* Prompt: Copy out each record below, exactly as given.

(Data items)
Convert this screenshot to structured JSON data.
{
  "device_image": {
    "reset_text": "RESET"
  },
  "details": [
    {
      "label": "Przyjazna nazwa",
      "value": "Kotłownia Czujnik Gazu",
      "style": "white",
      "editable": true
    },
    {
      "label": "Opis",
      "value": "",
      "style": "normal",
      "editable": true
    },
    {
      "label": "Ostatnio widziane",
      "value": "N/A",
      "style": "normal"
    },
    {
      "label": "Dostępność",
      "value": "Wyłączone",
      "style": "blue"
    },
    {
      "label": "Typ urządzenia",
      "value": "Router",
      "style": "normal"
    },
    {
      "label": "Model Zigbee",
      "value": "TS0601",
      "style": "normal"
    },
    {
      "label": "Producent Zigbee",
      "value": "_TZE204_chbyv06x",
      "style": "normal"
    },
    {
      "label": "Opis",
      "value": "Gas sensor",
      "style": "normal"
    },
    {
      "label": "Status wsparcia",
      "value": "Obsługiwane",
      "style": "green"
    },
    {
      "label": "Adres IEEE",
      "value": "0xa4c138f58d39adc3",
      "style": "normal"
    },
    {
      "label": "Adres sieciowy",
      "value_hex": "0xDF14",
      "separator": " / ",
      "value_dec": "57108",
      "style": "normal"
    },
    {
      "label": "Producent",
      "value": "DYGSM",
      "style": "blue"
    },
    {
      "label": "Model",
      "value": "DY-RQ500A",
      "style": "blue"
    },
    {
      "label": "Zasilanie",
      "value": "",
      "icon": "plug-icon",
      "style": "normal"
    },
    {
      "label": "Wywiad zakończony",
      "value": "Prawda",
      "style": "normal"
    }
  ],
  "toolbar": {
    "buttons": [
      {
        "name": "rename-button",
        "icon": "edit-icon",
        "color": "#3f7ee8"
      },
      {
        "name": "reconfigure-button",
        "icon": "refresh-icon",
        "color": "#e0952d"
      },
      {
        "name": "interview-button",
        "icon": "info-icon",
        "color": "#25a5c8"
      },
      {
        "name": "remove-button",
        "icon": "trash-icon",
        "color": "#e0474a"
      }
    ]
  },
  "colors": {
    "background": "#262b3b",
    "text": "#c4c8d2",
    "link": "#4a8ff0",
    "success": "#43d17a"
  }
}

* Expected output:
Convert this screenshot to structured JSON data.
{
  "device_image": {
    "reset_text": "RESET"
  },
  "details": [
    {
      "label": "Przyjazna nazwa",
      "value": "Kotłownia Czujnik Gazu",
      "style": "white",
      "editable": true
    },
    {
      "label": "Opis",
      "value": "",
      "style": "normal",
      "editable": true
    },
    {
      "label": "Ostatnio widziane",
      "value": "N/A",
      "style": "normal"
    },
    {
      "label": "Dostępność",
      "value": "Wyłączone",
      "style": "blue"
    },
    {
      "label": "Typ urządzenia",
      "value": "Router",
      "style": "normal"
    },
    {
      "label": "Model Zigbee",
      "value": "TS0601",
      "style": "normal"
    },
    {
      "label": "Producent Zigbee",
      "value": "_TZE204_chbyv06x",
      "style": "normal"
    },
    {
      "label": "Opis",
      "value": "Gas sensor",
      "style": "normal"
    },
    {
      "label": "Status wsparcia",
      "value": "Obsługiwane",
      "style": "green"
    },
    {
      "label": "Adres IEEE",
      "value": "0xa4c138f58d39adc3",
      "style": "normal"
    },
    {
      "label": "Adres sieciowy",
      "value_hex": "0xDF14",
      "separator": " / ",
      "value_dec": "57108",
      "style": "normal"
    },
    {
      "label": "Producent",
      "value": "DYGSM",
      "style": "blue"
    },
    {
      "label": "Model",
      "value": "DY-RQ500A",
      "style": "blue"
    },
    {
      "label": "Zasilanie",
      "value": "",
      "icon": "plug-icon",
      "style": "normal"
    },
    {
      "label": "Wywiad zakończony",
      "value": "Prawda",
      "style": "normal"
    }
  ],
  "toolbar": {
    "buttons": [
      {
        "name": "rename-button",
        "icon": "edit-icon",
        "color": "#3f7ee8"
      },
      {
        "name": "reconfigure-button",
        "icon": "refresh-icon",
        "color": "#e0952d"
      },
      {
        "name": "interview-button",
        "icon": "info-icon",
        "color": "#25a5c8"
      },
      {
        "name": "remove-button",
        "icon": "trash-icon",
        "color": "#e0474a"
      }
    ]
  },
  "colors": {
    "background": "#262b3b",
    "text": "#c4c8d2",
    "link": "#4a8ff0",
    "success": "#43d17a"
  }
}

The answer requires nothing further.